• _Recorded data_:
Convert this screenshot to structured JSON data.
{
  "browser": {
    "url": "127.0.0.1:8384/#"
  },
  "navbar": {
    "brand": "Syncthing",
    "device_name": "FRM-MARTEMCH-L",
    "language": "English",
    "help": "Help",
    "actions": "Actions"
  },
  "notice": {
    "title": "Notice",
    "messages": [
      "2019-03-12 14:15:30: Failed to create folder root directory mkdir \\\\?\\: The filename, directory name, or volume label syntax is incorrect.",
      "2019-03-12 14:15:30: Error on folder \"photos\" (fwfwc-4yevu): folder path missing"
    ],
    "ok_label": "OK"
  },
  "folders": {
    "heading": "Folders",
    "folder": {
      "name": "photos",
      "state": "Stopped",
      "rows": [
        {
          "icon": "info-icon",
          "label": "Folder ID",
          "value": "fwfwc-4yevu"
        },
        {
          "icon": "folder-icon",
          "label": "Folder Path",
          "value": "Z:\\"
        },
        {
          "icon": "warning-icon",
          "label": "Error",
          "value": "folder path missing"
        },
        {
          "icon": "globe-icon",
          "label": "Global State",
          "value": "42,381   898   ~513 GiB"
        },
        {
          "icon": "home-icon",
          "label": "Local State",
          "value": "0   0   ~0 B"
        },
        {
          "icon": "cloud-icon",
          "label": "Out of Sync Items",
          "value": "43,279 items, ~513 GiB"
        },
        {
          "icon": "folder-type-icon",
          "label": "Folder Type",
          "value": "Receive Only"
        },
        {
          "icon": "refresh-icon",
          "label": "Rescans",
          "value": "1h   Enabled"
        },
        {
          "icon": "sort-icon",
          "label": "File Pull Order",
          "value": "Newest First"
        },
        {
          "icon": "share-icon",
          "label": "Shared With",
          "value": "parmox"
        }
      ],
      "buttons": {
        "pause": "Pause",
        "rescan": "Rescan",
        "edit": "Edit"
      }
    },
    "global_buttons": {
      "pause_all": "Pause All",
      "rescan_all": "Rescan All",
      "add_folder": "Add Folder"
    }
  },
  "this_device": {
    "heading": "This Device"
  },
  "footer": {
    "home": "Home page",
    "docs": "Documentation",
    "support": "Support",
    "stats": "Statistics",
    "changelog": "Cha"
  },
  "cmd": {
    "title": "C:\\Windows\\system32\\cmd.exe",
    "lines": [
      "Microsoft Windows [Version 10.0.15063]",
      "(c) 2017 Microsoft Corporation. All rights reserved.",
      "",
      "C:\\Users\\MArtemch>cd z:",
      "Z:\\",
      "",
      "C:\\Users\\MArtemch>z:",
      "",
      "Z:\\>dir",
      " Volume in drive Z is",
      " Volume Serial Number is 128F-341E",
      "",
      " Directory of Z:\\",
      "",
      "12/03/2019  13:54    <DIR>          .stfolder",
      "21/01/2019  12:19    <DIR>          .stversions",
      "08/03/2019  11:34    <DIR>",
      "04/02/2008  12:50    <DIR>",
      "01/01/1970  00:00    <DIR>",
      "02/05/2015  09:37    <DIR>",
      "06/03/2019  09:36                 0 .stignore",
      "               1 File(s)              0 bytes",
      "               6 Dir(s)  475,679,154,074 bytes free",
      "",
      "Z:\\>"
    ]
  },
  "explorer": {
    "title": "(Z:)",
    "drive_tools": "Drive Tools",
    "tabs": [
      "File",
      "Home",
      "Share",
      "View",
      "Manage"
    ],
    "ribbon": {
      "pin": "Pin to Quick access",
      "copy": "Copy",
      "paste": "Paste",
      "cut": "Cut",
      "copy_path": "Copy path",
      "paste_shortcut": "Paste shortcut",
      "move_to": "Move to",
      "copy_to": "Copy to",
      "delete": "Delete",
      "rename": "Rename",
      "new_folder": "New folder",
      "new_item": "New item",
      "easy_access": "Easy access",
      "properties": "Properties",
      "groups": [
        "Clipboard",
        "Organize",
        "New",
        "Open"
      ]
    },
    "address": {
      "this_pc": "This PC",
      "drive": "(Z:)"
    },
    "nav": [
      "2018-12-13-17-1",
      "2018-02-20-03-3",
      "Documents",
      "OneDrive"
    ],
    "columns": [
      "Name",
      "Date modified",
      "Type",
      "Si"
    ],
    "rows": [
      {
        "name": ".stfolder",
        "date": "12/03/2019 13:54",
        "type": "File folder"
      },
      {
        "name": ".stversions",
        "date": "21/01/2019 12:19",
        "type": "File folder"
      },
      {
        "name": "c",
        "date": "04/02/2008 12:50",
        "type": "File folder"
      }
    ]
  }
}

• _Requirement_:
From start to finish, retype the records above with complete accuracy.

• _Exercise answer_:
Convert this screenshot to structured JSON data.
{
  "browser": {
    "url": "127.0.0.1:8384/#"
  },
  "navbar": {
    "brand": "Syncthing",
    "device_name": "FRM-MARTEMCH-L",
    "language": "English",
    "help": "Help",
    "actions": "Actions"
  },
  "notice": {
    "title": "Notice",
    "messages": [
      "2019-03-12 14:15:30: Failed to create folder root directory mkdir \\\\?\\: The filename, directory name, or volume label syntax is incorrect.",
      "2019-03-12 14:15:30: Error on folder \"photos\" (fwfwc-4yevu): folder path missing"
    ],
    "ok_label": "OK"
  },
  "folders": {
    "heading": "Folders",
    "folder": {
      "name": "photos",
      "state": "Stopped",
      "rows": [
        {
          "icon": "info-icon",
          "label": "Folder ID",
          "value": "fwfwc-4yevu"
        },
        {
          "icon": "folder-icon",
          "label": "Folder Path",
          "value": "Z:\\"
        },
        {
          "icon": "warning-icon",
          "label": "Error",
          "value": "folder path missing"
        },
        {
          "icon": "globe-icon",
          "label": "Global State",
          "value": "42,381   898   ~513 GiB"
        },
        {
          "icon": "home-icon",
          "label": "Local State",
          "value": "0   0   ~0 B"
        },
        {
          "icon": "cloud-icon",
          "label": "Out of Sync Items",
          "value": "43,279 items, ~513 GiB"
        },
        {
          "icon": "folder-type-icon",
          "label": "Folder Type",
          "value": "Receive Only"
        },
        {
          "icon": "refresh-icon",
          "label": "Rescans",
          "value": "1h   Enabled"
        },
        {
          "icon": "sort-icon",
          "label": "File Pull Order",
          "value": "Newest First"
        },
        {
          "icon": "share-icon",
          "label": "Shared With",
          "value": "parmox"
        }
      ],
      "buttons": {
        "pause": "Pause",
        "rescan": "Rescan",
        "edit": "Edit"
      }
    },
    "global_buttons": {
      "pause_all": "Pause All",
      "rescan_all": "Rescan All",
      "add_folder": "Add Folder"
    }
  },
  "this_device": {
    "heading": "This Device"
  },
  "footer": {
    "home": "Home page",
    "docs": "Documentation",
    "support": "Support",
    "stats": "Statistics",
    "changelog": "Cha"
  },
  "cmd": {
    "title": "C:\\Windows\\system32\\cmd.exe",
    "lines": [
      "Microsoft Windows [Version 10.0.15063]",
      "(c) 2017 Microsoft Corporation. All rights reserved.",
      "",
      "C:\\Users\\MArtemch>cd z:",
      "Z:\\",
      "",
      "C:\\Users\\MArtemch>z:",
      "",
      "Z:\\>dir",
      " Volume in drive Z is",
      " Volume Serial Number is 128F-341E",
      "",
      " Directory of Z:\\",
      "",
      "12/03/2019  13:54    <DIR>          .stfolder",
      "21/01/2019  12:19    <DIR>          .stversions",
      "08/03/2019  11:34    <DIR>",
      "04/02/2008  12:50    <DIR>",
      "01/01/1970  00:00    <DIR>",
      "02/05/2015  09:37    <DIR>",
      "06/03/2019  09:36                 0 .stignore",
      "               1 File(s)              0 bytes",
      "               6 Dir(s)  475,679,154,074 bytes free",
      "",
      "Z:\\>"
    ]
  },
  "explorer": {
    "title": "(Z:)",
    "drive_tools": "Drive Tools",
    "tabs": [
      "File",
      "Home",
      "Share",
      "View",
      "Manage"
    ],
    "ribbon": {
      "pin": "Pin to Quick access",
      "copy": "Copy",
      "paste": "Paste",
      "cut": "Cut",
      "copy_path": "Copy path",
      "paste_shortcut": "Paste shortcut",
      "move_to": "Move to",
      "copy_to": "Copy to",
      "delete": "Delete",
      "rename": "Rename",
      "new_folder": "New folder",
      "new_item": "New item",
      "easy_access": "Easy access",
      "properties": "Properties",
      "groups": [
        "Clipboard",
        "Organize",
        "New",
        "Open"
      ]
    },
    "address": {
      "this_pc": "This PC",
      "drive": "(Z:)"
    },
    "nav": [
      "2018-12-13-17-1",
      "2018-02-20-03-3",
      "Documents",
      "OneDrive"
    ],
    "columns": [
      "Name",
      "Date modified",
      "Type",
      "Si"
    ],
    "rows": [
      {
        "name": ".stfolder",
        "date": "12/03/2019 13:54",
        "type": "File folder"
      },
      {
        "name": ".stversions",
        "date": "21/01/2019 12:19",
        "type": "File folder"
      },
      {
        "name": "c",
        "date": "04/02/2008 12:50",
        "type": "File folder"
      }
    ]
  }
}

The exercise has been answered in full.